**Task description:** Your response should contain every record below, copied exactly.

Items from an interface collection:
|---|
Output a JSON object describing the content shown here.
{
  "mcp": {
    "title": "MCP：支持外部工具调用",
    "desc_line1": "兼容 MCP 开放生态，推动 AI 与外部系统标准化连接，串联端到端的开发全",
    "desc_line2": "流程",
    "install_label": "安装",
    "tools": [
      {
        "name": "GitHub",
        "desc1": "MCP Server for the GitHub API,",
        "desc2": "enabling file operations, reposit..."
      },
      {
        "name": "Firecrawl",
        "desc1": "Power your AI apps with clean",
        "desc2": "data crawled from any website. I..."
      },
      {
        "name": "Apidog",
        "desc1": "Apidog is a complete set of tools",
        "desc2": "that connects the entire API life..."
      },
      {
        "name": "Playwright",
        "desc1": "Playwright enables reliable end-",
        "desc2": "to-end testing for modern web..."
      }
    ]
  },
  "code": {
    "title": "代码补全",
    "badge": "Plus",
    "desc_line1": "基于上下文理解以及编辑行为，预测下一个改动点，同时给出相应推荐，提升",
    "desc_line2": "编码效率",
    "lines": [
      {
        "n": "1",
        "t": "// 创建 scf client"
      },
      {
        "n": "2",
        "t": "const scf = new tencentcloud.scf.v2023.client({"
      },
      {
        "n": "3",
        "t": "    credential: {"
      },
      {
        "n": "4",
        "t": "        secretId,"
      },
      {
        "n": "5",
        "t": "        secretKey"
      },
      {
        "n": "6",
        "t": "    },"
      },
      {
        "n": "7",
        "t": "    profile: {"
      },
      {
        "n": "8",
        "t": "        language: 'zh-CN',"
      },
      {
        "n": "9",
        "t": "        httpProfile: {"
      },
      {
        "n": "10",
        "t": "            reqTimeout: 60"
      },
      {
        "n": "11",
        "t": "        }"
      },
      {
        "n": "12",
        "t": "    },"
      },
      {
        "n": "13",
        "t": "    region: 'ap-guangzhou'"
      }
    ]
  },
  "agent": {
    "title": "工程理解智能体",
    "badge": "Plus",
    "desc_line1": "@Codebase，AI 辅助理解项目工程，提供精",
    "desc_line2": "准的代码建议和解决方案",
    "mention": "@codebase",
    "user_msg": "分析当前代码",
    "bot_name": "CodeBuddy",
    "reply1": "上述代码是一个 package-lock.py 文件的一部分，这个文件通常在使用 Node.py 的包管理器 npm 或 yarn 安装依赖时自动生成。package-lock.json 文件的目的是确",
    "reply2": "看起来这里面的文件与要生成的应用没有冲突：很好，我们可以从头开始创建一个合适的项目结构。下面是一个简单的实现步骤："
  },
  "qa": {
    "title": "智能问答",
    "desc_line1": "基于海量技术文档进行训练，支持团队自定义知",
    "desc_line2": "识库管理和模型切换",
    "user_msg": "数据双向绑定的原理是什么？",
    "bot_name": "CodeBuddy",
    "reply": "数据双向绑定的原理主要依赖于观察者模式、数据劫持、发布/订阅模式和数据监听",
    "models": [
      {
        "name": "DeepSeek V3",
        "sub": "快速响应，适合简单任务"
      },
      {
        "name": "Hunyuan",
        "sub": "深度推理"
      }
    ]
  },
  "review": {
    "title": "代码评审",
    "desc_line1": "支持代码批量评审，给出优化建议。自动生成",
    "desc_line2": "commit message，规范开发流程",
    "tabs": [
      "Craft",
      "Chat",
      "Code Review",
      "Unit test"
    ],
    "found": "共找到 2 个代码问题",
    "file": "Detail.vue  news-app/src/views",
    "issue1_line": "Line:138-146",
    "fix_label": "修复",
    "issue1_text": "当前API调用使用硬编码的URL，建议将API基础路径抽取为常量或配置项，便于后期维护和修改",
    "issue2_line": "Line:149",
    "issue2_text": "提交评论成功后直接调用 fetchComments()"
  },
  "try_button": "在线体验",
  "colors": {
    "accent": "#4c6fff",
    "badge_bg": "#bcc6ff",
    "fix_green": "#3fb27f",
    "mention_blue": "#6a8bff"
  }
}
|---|
**Written answer:**
Output a JSON object describing the content shown here.
{
  "mcp": {
    "title": "MCP：支持外部工具调用",
    "desc_line1": "兼容 MCP 开放生态，推动 AI 与外部系统标准化连接，串联端到端的开发全",
    "desc_line2": "流程",
    "install_label": "安装",
    "tools": [
      {
        "name": "GitHub",
        "desc1": "MCP Server for the GitHub API,",
        "desc2": "enabling file operations, reposit..."
      },
      {
        "name": "Firecrawl",
        "desc1": "Power your AI apps with clean",
        "desc2": "data crawled from any website. I..."
      },
      {
        "name": "Apidog",
        "desc1": "Apidog is a complete set of tools",
        "desc2": "that connects the entire API life..."
      },
      {
        "name": "Playwright",
        "desc1": "Playwright enables reliable end-",
        "desc2": "to-end testing for modern web..."
      }
    ]
  },
  "code": {
    "title": "代码补全",
    "badge": "Plus",
    "desc_line1": "基于上下文理解以及编辑行为，预测下一个改动点，同时给出相应推荐，提升",
    "desc_line2": "编码效率",
    "lines": [
      {
        "n": "1",
        "t": "// 创建 scf client"
      },
      {
        "n": "2",
        "t": "const scf = new tencentcloud.scf.v2023.client({"
      },
      {
        "n": "3",
        "t": "    credential: {"
      },
      {
        "n": "4",
        "t": "        secretId,"
      },
      {
        "n": "5",
        "t": "        secretKey"
      },
      {
        "n": "6",
        "t": "    },"
      },
      {
        "n": "7",
        "t": "    profile: {"
      },
      {
        "n": "8",
        "t": "        language: 'zh-CN',"
      },
      {
        "n": "9",
        "t": "        httpProfile: {"
      },
      {
        "n": "10",
        "t": "            reqTimeout: 60"
      },
      {
        "n": "11",
        "t": "        }"
      },
      {
        "n": "12",
        "t": "    },"
      },
      {
        "n": "13",
        "t": "    region: 'ap-guangzhou'"
      }
    ]
  },
  "agent": {
    "title": "工程理解智能体",
    "badge": "Plus",
    "desc_line1": "@Codebase，AI 辅助理解项目工程，提供精",
    "desc_line2": "准的代码建议和解决方案",
    "mention": "@codebase",
    "user_msg": "分析当前代码",
    "bot_name": "CodeBuddy",
    "reply1": "上述代码是一个 package-lock.py 文件的一部分，这个文件通常在使用 Node.py 的包管理器 npm 或 yarn 安装依赖时自动生成。package-lock.json 文件的目的是确",
    "reply2": "看起来这里面的文件与要生成的应用没有冲突：很好，我们可以从头开始创建一个合适的项目结构。下面是一个简单的实现步骤："
  },
  "qa": {
    "title": "智能问答",
    "desc_line1": "基于海量技术文档进行训练，支持团队自定义知",
    "desc_line2": "识库管理和模型切换",
    "user_msg": "数据双向绑定的原理是什么？",
    "bot_name": "CodeBuddy",
    "reply": "数据双向绑定的原理主要依赖于观察者模式、数据劫持、发布/订阅模式和数据监听",
    "models": [
      {
        "name": "DeepSeek V3",
        "sub": "快速响应，适合简单任务"
      },
      {
        "name": "Hunyuan",
        "sub": "深度推理"
      }
    ]
  },
  "review": {
    "title": "代码评审",
    "desc_line1": "支持代码批量评审，给出优化建议。自动生成",
    "desc_line2": "commit message，规范开发流程",
    "tabs": [
      "Craft",
      "Chat",
      "Code Review",
      "Unit test"
    ],
    "found": "共找到 2 个代码问题",
    "file": "Detail.vue  news-app/src/views",
    "issue1_line": "Line:138-146",
    "fix_label": "修复",
    "issue1_text": "当前API调用使用硬编码的URL，建议将API基础路径抽取为常量或配置项，便于后期维护和修改",
    "issue2_line": "Line:149",
    "issue2_text": "提交评论成功后直接调用 fetchComments()"
  },
  "try_button": "在线体验",
  "colors": {
    "accent": "#4c6fff",
    "badge_bg": "#bcc6ff",
    "fix_green": "#3fb27f",
    "mention_blue": "#6a8bff"
  }
}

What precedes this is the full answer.